◆ ABOUT THIS TASK
Return all lines of the listing below that carry the word "quote".

◆ PROVIDED DATA

────────────────────

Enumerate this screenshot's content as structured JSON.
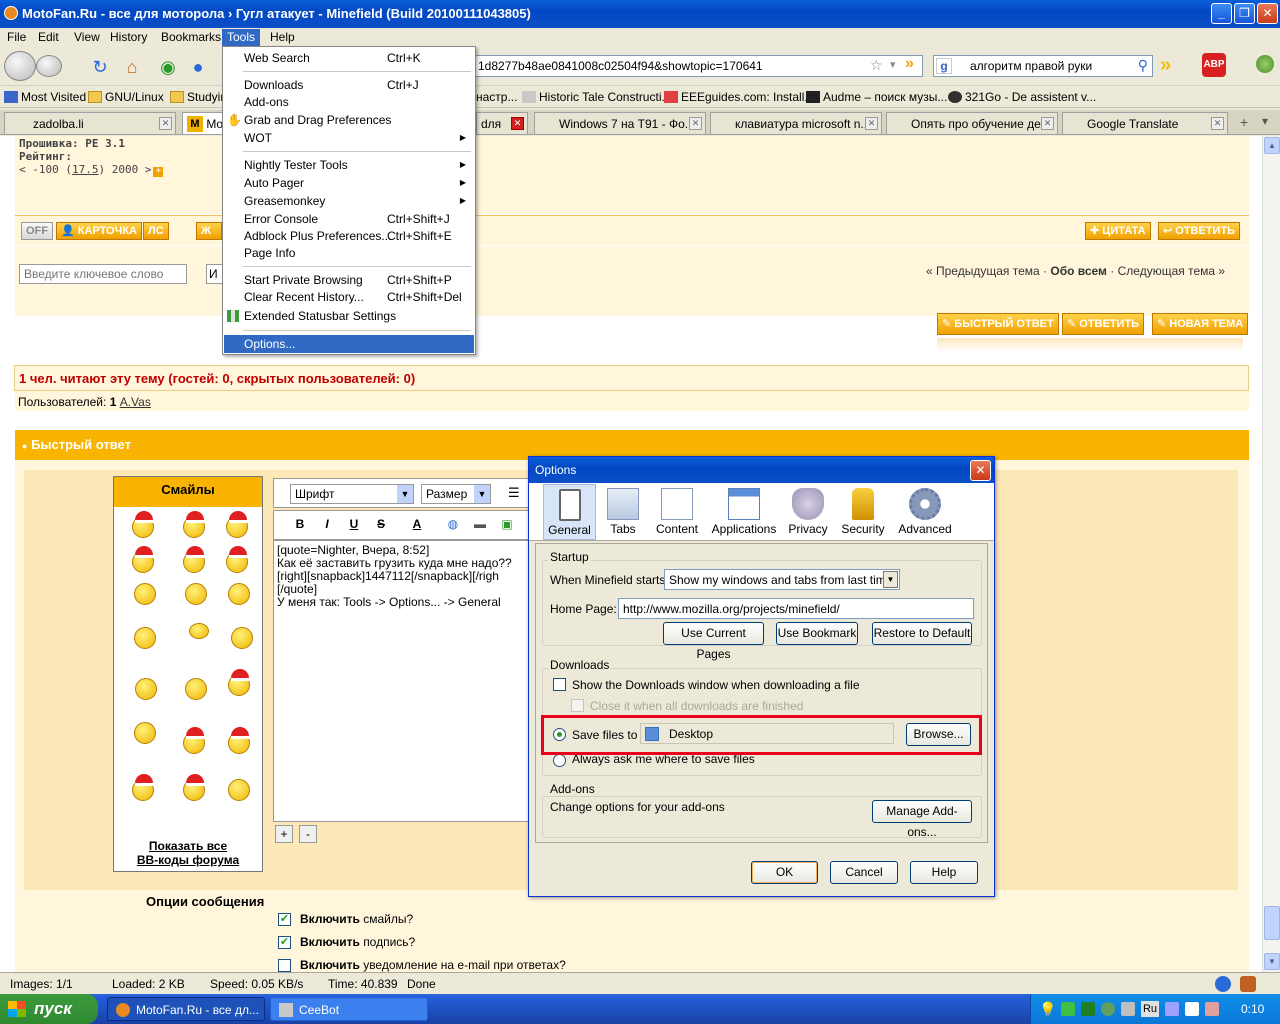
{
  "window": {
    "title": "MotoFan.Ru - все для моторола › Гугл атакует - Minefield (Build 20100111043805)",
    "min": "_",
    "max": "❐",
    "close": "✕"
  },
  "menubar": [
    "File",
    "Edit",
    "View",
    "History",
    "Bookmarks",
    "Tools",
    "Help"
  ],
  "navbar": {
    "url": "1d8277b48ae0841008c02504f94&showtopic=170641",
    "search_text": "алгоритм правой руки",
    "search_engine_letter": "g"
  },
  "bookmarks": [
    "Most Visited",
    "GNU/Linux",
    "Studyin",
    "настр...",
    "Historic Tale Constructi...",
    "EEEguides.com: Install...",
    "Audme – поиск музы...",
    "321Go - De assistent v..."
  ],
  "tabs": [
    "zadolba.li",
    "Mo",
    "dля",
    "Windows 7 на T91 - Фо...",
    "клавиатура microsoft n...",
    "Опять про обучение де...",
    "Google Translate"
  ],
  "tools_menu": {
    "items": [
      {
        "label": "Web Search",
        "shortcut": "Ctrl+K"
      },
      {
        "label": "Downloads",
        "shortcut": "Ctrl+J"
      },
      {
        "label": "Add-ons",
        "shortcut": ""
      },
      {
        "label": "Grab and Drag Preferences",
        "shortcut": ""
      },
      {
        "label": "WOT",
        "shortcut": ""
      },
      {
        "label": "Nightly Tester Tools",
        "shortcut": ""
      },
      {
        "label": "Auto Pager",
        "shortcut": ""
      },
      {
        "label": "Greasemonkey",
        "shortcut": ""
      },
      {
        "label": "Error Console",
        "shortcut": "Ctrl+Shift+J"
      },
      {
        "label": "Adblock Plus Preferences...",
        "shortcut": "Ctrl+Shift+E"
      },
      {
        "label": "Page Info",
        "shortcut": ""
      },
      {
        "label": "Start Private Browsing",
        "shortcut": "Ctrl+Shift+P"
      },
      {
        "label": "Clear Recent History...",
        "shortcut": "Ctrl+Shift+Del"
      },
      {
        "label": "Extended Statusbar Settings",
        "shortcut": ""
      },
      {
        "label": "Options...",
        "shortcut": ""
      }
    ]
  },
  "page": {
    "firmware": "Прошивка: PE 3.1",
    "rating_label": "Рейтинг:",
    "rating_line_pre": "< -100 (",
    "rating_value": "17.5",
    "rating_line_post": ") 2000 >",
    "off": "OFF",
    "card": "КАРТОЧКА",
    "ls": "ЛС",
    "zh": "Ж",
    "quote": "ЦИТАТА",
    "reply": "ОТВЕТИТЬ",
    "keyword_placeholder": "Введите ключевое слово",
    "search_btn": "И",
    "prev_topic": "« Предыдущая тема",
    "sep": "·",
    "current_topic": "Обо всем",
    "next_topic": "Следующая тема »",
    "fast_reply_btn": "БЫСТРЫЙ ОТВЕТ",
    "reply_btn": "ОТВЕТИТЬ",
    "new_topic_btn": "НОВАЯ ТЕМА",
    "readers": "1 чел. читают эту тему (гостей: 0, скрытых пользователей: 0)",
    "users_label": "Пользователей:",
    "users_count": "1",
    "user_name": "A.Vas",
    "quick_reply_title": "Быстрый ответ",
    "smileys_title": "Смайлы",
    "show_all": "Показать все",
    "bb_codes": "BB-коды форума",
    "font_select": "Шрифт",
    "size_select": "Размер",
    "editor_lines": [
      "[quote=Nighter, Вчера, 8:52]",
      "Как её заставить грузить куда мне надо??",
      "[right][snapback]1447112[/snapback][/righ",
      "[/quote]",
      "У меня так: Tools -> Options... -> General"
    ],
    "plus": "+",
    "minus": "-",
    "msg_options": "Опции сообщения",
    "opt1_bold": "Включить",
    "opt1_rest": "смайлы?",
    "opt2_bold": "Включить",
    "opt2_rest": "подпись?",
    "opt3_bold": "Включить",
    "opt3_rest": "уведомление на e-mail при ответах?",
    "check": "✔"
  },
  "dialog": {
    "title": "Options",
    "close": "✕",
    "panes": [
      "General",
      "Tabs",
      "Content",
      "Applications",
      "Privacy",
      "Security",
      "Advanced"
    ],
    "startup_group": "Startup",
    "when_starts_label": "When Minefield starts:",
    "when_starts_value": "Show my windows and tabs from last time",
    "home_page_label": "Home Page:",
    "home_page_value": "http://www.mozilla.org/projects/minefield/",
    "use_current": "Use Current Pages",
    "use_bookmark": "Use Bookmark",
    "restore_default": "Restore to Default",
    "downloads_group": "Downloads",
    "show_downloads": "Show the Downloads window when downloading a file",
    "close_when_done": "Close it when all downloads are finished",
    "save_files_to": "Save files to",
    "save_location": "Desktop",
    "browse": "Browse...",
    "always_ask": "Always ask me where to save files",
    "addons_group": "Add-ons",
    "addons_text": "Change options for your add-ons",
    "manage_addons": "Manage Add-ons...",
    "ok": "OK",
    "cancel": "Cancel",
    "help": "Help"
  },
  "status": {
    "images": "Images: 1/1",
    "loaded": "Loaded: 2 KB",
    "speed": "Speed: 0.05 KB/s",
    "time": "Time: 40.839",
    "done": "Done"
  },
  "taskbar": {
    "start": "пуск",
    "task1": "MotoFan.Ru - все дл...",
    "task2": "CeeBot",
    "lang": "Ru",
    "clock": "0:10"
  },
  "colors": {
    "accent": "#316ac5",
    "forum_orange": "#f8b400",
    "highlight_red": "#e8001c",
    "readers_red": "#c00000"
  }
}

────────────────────

◆ OUTPUT FOR THIS TASK
    "quote": "ЦИТАТА",
      "[quote=Nighter, Вчера, 8:52]",
      "[/quote]",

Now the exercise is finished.